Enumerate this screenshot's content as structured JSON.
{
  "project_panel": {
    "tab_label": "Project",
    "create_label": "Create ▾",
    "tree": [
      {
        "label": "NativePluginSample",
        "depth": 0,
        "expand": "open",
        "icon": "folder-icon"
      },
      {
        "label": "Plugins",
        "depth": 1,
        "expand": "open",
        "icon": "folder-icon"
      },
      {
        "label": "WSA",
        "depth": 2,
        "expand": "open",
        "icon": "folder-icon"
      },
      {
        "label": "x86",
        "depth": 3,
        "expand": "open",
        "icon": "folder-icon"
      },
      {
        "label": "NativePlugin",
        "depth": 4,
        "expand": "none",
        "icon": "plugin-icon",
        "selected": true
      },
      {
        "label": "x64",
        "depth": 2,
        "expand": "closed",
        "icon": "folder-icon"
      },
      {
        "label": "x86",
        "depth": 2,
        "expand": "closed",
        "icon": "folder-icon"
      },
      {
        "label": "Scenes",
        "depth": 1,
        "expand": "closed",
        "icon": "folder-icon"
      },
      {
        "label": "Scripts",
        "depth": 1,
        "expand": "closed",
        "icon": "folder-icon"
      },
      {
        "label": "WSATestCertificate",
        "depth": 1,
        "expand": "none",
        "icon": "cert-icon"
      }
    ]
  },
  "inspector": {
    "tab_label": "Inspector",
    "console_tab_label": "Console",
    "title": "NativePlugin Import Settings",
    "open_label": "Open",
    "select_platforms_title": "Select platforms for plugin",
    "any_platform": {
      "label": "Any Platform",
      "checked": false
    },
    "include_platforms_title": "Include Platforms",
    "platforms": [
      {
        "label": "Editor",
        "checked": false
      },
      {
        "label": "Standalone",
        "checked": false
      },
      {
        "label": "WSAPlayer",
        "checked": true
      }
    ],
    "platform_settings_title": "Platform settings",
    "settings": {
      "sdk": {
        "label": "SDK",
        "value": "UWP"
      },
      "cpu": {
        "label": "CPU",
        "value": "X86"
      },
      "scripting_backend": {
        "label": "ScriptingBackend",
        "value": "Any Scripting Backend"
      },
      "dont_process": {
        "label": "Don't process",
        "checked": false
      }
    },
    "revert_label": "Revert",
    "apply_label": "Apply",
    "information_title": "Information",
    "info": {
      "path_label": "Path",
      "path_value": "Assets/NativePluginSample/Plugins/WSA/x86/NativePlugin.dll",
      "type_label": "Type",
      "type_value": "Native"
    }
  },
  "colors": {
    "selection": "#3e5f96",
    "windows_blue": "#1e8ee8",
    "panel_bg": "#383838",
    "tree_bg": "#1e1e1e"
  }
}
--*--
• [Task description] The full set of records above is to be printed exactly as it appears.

• [Answer box]
Enumerate this screenshot's content as structured JSON.
{
  "project_panel": {
    "tab_label": "Project",
    "create_label": "Create ▾",
    "tree": [
      {
        "label": "NativePluginSample",
        "depth": 0,
        "expand": "open",
        "icon": "folder-icon"
      },
      {
        "label": "Plugins",
        "depth": 1,
        "expand": "open",
        "icon": "folder-icon"
      },
      {
        "label": "WSA",
        "depth": 2,
        "expand": "open",
        "icon": "folder-icon"
      },
      {
        "label": "x86",
        "depth": 3,
        "expand": "open",
        "icon": "folder-icon"
      },
      {
        "label": "NativePlugin",
        "depth": 4,
        "expand": "none",
        "icon": "plugin-icon",
        "selected": true
      },
      {
        "label": "x64",
        "depth": 2,
        "expand": "closed",
        "icon": "folder-icon"
      },
      {
        "label": "x86",
        "depth": 2,
        "expand": "closed",
        "icon": "folder-icon"
      },
      {
        "label": "Scenes",
        "depth": 1,
        "expand": "closed",
        "icon": "folder-icon"
      },
      {
        "label": "Scripts",
        "depth": 1,
        "expand": "closed",
        "icon": "folder-icon"
      },
      {
        "label": "WSATestCertificate",
        "depth": 1,
        "expand": "none",
        "icon": "cert-icon"
      }
    ]
  },
  "inspector": {
    "tab_label": "Inspector",
    "console_tab_label": "Console",
    "title": "NativePlugin Import Settings",
    "open_label": "Open",
    "select_platforms_title": "Select platforms for plugin",
    "any_platform": {
      "label": "Any Platform",
      "checked": false
    },
    "include_platforms_title": "Include Platforms",
    "platforms": [
      {
        "label": "Editor",
        "checked": false
      },
      {
        "label": "Standalone",
        "checked": false
      },
      {
        "label": "WSAPlayer",
        "checked": true
      }
    ],
    "platform_settings_title": "Platform settings",
    "settings": {
      "sdk": {
        "label": "SDK",
        "value": "UWP"
      },
      "cpu": {
        "label": "CPU",
        "value": "X86"
      },
      "scripting_backend": {
        "label": "ScriptingBackend",
        "value": "Any Scripting Backend"
      },
      "dont_process": {
        "label": "Don't process",
        "checked": false
      }
    },
    "revert_label": "Revert",
    "apply_label": "Apply",
    "information_title": "Information",
    "info": {
      "path_label": "Path",
      "path_value": "Assets/NativePluginSample/Plugins/WSA/x86/NativePlugin.dll",
      "type_label": "Type",
      "type_value": "Native"
    }
  },
  "colors": {
    "selection": "#3e5f96",
    "windows_blue": "#1e8ee8",
    "panel_bg": "#383838",
    "tree_bg": "#1e1e1e"
  }
}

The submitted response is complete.